Oct. 17, 1991: In the autumn of 1991, a 40-foot likeness of Jesus appeared in the lobby of the City-County Building, prompting stares and puzzlement. Representatives of the American Civil Liberties Union visited the office of Mayor Sophie Masloff because at that time, the organization was fighting a legal battle in the U.S. Supreme Court to prevent the display of religious symbols in front of Pittsburgh’s public buildings.

Moviemakers installed the likeness of Jesus because they were filming “Lorenzo’s Oil” and wanted to make the City-County Building look like the entrance to Johns Hopkins Hospital in Baltimore, where there is a large statue of Christ.

“Lorenzo’s Oil,” released in 1992 and starring Nick Nolte and Susan Sarandon, dramatized the story of Lorenzo Odone, who was 5 when he was diagnosed with a rare genetic disorder.
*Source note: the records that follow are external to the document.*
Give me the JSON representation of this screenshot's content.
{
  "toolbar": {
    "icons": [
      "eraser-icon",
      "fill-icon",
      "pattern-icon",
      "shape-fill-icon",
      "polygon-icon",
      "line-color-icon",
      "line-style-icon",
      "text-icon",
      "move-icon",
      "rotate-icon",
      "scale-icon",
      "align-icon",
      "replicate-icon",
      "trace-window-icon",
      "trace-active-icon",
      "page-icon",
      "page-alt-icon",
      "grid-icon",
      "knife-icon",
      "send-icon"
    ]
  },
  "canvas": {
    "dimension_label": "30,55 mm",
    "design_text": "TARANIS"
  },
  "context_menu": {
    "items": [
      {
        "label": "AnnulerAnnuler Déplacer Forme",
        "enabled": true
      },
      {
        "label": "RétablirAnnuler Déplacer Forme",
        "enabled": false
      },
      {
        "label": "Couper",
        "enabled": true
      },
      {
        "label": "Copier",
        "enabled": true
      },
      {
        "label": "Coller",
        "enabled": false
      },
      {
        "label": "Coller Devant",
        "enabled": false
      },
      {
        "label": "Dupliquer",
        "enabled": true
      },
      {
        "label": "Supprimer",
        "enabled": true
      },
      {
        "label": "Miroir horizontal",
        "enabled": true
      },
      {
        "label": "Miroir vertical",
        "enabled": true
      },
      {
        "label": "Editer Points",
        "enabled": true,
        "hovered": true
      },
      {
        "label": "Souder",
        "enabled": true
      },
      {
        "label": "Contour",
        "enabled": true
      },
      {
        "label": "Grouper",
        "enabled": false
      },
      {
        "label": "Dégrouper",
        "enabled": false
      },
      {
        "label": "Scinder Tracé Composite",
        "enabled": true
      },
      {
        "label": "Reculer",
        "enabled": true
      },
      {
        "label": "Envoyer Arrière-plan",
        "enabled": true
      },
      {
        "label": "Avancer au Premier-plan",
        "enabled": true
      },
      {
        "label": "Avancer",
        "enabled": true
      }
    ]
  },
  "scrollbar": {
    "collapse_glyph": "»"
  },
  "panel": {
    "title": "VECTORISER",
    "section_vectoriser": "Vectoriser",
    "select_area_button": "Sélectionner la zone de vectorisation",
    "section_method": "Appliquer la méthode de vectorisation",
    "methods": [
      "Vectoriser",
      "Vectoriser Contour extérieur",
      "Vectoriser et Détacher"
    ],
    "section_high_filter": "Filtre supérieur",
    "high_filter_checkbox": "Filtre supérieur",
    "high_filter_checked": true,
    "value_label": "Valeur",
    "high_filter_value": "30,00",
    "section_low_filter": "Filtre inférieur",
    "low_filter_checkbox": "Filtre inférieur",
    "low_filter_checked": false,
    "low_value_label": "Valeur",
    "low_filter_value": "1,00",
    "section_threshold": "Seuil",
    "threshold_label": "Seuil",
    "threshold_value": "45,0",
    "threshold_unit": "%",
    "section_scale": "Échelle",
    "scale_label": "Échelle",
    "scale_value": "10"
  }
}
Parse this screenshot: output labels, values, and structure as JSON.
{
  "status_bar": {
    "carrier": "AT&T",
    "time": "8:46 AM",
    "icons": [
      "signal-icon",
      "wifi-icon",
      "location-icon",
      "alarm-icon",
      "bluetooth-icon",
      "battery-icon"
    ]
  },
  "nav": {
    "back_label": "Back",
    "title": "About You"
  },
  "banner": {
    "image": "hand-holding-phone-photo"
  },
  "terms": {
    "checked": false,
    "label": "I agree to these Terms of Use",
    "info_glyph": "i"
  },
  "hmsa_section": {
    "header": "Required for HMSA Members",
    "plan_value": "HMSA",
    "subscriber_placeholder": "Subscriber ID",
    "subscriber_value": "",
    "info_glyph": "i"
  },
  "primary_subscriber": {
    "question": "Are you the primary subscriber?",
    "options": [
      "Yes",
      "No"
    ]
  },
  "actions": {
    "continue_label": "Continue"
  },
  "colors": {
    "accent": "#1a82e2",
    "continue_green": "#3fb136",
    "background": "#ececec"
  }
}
His parents, Augusto and Michaela Odone, tried to develop a cure for their son’s condition. Lorenzo Odone died at his home in Virginia in 2008, one day after his 30th birthday. (Photo by Darrell Sapp, Post-Gazette)
— Marylynne Pitz

Oct. 17, 1991: In the autumn of 1991, a 40-foot likeness of Jesus appeared in the lobby of the City-County Building, prompting stares and puzzlement. Representatives of the American Civil Liberties Union visited the office of Mayor Sophie Masloff because at that time, the organization was fighting a legal battle in the U.S. Supreme Court to prevent the display of religious symbols in front of Pittsburgh’s public buildings.

Moviemakers installed the likeness of Jesus because they were filming “Lorenzo’s Oil” and wanted to make the City-County Building look like the entrance to Johns Hopkins Hospital in Baltimore, where there is a large statue of Christ.

“Lorenzo’s Oil,” released in 1992 and starring Nick Nolte and Susan Sarandon, dramatized the story of Lorenzo Odone, who was 5 when he was diagnosed with a rare genetic disorder. His parents, Augusto and Michaela Odone, tried to develop a cure for their son’s condition. Lorenzo Odone died at his home in Virginia in 2008, one day after his 30th birthday. 

(Photo by Darrell Sapp, Post-Gazette)

Marylynne Pitz